Here are Abdu’l-Baha’s beautiful, plainly-stated requirements in list form:
- The knowledge of God
- The love of God
- Philanthropic deeds
- Severance from this world
- Sanctity and holiness.
This unique list—a ladder to an everlasting existence—can help every human being attain heavenly grace.
In the Baha’i concept of the afterlife, the spiritual development we accomplish here readies and prepares us for what we’ll need there in the next stage of our existence. When Abdu’l-Baha says “Unless he acquires these forces and attains to these requirements he will surely be deprived of the life that is eternal,” he doesn’t mean that our “second birth” somehow won’t take place. Obviously, everyone goes through that experience of death and rebirth into the spiritual realm.
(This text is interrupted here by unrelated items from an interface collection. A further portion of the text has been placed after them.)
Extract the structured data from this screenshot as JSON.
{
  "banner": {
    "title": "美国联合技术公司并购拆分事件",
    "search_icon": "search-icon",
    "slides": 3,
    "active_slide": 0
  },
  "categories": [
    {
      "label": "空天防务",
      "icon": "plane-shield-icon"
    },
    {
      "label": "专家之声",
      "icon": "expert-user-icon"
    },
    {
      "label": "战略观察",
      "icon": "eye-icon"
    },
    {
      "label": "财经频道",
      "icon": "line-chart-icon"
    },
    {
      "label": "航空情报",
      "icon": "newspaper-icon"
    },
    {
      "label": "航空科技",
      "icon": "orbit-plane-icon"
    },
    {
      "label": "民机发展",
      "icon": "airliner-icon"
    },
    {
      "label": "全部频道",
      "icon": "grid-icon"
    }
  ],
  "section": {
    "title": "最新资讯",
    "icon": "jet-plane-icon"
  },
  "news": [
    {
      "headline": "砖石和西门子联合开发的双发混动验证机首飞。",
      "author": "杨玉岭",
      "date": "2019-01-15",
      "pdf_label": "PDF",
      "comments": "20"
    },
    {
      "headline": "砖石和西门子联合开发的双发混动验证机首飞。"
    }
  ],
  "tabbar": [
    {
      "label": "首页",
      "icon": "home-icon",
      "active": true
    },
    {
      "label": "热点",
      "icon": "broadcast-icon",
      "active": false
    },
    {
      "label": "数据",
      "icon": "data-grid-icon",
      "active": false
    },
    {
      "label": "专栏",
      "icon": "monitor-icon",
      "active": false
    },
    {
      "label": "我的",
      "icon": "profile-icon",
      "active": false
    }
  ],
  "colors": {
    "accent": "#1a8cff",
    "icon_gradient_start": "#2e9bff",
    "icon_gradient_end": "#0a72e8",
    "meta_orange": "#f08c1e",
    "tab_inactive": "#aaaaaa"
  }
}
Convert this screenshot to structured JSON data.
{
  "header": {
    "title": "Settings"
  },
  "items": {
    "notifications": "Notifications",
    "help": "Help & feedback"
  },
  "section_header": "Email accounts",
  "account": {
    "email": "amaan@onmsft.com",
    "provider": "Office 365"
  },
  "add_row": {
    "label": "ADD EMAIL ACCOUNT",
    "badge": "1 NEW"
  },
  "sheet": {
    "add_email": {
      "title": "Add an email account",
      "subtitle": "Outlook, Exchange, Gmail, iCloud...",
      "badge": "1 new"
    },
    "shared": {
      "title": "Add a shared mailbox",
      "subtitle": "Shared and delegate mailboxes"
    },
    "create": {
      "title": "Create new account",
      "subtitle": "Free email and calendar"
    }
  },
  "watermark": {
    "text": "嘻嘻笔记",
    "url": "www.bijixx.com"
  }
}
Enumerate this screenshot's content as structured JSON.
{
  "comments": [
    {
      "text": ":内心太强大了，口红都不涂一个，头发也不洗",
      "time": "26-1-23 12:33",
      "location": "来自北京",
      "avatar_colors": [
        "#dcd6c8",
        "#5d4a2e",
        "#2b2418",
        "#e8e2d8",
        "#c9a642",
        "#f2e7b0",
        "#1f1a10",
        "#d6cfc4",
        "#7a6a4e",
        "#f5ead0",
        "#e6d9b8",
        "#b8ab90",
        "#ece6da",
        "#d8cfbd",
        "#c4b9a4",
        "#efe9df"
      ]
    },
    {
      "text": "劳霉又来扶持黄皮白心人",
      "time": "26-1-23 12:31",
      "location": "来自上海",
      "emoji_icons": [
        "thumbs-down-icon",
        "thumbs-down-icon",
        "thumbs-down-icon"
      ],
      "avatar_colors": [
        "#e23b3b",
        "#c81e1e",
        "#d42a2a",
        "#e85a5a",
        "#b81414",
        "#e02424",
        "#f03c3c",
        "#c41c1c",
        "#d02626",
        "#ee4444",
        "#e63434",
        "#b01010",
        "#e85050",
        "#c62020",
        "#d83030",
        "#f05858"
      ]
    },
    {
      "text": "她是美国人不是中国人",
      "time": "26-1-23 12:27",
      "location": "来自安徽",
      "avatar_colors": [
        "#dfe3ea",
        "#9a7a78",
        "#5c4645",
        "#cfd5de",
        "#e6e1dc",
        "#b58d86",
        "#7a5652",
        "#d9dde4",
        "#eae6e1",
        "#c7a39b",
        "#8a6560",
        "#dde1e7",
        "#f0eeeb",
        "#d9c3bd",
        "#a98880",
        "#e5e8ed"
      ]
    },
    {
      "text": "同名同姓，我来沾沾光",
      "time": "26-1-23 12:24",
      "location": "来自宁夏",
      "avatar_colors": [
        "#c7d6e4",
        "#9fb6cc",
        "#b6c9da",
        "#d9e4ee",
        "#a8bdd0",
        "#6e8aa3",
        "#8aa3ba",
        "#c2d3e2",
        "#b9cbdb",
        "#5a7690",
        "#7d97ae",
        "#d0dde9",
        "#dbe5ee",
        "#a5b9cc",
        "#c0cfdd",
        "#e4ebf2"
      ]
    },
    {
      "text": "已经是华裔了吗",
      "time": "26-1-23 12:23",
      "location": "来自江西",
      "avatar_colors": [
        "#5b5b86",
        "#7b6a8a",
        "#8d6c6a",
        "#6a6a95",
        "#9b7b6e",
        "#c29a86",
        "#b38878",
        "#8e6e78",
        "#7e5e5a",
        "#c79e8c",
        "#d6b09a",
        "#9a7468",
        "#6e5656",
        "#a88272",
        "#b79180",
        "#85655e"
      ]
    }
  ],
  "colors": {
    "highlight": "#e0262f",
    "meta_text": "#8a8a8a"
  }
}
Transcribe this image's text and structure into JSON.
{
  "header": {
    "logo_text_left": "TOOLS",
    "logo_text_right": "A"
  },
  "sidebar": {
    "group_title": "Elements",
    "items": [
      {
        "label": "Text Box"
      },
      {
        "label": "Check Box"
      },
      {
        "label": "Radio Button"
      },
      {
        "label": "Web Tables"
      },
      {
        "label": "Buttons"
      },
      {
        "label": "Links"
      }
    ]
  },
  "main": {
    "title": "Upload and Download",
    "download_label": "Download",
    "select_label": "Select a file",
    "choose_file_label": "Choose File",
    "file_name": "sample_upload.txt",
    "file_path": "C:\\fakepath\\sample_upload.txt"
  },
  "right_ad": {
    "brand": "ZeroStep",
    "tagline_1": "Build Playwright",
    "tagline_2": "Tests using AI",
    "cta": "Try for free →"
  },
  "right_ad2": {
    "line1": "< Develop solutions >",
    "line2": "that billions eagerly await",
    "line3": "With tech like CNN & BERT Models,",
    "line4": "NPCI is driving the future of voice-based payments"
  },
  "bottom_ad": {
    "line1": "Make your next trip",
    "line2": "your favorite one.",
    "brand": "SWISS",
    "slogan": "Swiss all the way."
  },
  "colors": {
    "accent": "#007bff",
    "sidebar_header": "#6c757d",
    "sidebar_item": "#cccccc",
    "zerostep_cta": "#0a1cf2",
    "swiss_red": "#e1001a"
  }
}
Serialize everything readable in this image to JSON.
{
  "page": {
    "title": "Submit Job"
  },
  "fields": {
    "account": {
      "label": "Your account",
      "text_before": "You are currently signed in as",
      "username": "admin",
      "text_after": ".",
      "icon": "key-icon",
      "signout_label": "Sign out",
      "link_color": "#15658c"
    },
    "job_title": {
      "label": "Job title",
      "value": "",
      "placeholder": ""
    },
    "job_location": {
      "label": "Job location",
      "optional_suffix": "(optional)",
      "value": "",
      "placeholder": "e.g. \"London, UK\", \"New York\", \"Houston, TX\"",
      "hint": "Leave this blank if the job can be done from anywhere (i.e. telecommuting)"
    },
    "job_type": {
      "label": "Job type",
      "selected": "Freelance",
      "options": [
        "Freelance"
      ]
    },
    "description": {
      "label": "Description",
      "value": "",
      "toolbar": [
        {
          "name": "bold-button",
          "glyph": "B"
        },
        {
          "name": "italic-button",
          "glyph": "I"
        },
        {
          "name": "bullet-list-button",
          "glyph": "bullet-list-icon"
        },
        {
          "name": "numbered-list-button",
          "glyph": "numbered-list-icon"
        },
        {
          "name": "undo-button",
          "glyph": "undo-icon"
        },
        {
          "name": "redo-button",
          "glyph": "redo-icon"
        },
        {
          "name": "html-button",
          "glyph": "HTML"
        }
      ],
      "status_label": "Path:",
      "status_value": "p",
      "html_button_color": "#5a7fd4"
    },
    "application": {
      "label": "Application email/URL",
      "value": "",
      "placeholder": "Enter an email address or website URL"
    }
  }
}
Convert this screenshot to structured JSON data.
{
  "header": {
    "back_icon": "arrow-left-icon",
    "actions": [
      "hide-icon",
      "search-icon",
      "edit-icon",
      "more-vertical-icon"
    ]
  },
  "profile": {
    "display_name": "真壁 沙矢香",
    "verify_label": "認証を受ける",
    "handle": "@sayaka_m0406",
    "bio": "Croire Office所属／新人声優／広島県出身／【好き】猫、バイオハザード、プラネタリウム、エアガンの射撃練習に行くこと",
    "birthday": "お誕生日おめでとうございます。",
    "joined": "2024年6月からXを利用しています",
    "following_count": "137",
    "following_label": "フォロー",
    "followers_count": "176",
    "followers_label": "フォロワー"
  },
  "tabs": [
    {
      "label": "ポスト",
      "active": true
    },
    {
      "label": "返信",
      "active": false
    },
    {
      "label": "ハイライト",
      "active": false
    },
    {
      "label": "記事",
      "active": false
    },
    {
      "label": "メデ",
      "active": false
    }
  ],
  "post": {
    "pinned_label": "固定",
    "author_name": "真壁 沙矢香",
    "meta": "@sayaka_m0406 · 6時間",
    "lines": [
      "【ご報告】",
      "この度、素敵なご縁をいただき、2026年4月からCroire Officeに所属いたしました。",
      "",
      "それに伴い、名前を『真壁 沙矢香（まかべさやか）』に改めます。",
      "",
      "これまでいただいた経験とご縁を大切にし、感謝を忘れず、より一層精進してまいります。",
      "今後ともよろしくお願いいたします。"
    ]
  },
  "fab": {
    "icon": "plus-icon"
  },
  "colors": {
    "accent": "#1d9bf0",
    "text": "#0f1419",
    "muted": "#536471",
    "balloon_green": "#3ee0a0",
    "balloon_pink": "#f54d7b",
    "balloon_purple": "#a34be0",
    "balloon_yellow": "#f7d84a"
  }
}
But not everyone arrives there suitably equipped:
If he attains rebirth while in the world of nature, he will become informed of the divine world. He will observe that another and a higher world exists. Wonderful bounties descend; eternal life awaits; everlasting glory surrounds him. All the signs of reality and greatness are there. He will see the lights of God. All these experiences will be his when he is born out of the world of nature into the divine world. Therefore, for the perfect man there are two kinds of birth: the first, physical birth, is from the matrix of the mother; the second, or spiritual birth, is from the world of nature. In both he is without knowledge of the new world of existence he is entering. Therefore, rebirth means his release from the captivity of nature, freedom from attachment to this mortal and material life. – Abdu’l-Baha, The Promulgation of Universal Peace, pp. 304-305.
Release and freedom, the Baha’i teachings call this new stage of human existence. Those conditions require each of us to make a conscious decision in this life, which involves turning to God, doing good for others and detaching from the physical in favor of the spiritual realities of life.
Next: How to Get Ready for Eternity